# [Work instruction]
Select every line below containing the word "change".

(Records from a dataset)
------------------------------------

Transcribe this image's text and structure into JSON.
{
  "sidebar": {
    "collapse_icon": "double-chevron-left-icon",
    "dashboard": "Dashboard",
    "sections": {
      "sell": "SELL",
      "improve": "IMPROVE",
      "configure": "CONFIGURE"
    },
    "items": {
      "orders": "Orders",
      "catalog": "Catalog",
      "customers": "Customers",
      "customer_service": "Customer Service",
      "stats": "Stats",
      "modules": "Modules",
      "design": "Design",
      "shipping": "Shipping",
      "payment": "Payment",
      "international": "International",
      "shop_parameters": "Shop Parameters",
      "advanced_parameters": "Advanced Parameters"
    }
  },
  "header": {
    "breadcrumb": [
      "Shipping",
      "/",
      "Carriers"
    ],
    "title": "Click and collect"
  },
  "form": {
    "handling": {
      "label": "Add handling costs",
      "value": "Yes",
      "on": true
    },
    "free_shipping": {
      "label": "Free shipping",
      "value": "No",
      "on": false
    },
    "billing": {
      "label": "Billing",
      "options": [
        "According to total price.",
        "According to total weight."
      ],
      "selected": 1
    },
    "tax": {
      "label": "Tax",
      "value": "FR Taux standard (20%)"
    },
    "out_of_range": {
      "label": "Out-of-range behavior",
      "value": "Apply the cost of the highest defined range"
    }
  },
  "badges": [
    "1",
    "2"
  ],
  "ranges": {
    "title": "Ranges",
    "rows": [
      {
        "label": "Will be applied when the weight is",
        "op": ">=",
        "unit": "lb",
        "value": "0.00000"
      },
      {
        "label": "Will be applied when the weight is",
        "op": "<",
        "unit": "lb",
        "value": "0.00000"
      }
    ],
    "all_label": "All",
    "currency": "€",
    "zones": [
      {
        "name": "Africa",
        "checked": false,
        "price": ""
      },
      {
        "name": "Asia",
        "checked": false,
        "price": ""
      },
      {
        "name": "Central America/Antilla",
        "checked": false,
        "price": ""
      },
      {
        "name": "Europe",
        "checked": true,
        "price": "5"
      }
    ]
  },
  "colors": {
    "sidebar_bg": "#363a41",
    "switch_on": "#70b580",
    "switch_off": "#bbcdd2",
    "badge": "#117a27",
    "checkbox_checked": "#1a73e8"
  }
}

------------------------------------

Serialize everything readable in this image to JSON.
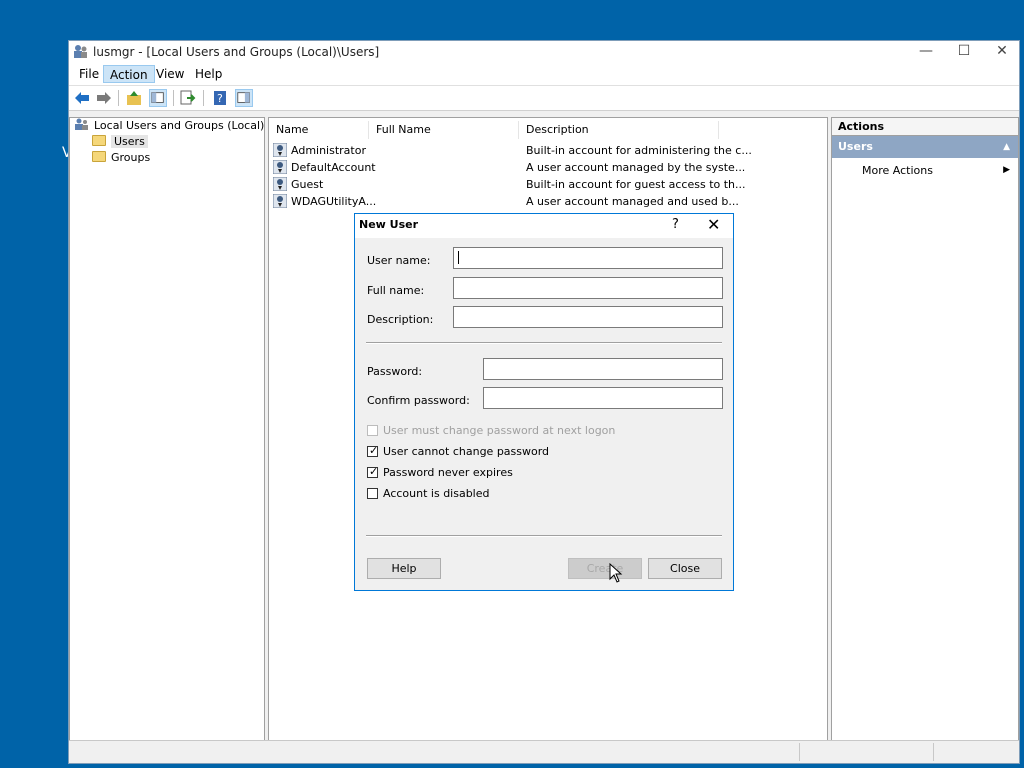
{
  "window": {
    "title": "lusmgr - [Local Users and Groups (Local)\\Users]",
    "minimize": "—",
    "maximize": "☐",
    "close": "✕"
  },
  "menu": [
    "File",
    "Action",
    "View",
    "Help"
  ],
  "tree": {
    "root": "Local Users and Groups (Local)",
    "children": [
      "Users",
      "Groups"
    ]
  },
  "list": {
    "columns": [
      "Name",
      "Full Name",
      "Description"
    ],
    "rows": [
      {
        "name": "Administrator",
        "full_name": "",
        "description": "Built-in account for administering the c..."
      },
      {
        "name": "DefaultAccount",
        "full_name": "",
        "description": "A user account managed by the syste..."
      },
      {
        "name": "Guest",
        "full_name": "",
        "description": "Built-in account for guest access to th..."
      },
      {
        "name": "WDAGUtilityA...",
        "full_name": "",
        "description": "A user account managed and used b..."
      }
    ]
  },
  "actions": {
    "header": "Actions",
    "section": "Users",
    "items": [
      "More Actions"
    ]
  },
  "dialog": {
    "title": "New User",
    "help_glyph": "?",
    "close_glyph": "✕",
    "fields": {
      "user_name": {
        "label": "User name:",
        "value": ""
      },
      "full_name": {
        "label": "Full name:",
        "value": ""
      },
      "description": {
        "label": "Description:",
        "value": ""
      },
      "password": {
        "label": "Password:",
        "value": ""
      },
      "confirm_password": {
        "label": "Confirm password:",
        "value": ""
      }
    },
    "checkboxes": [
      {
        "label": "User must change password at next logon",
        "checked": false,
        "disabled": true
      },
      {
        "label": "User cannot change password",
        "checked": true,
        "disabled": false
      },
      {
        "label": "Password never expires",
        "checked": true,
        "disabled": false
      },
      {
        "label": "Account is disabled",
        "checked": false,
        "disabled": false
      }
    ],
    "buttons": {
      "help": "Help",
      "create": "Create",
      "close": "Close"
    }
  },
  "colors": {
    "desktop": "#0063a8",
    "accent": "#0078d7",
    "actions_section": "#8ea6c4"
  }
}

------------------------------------

# [The answer]
        "label": "User must change password at next logon",
        "label": "User cannot change password",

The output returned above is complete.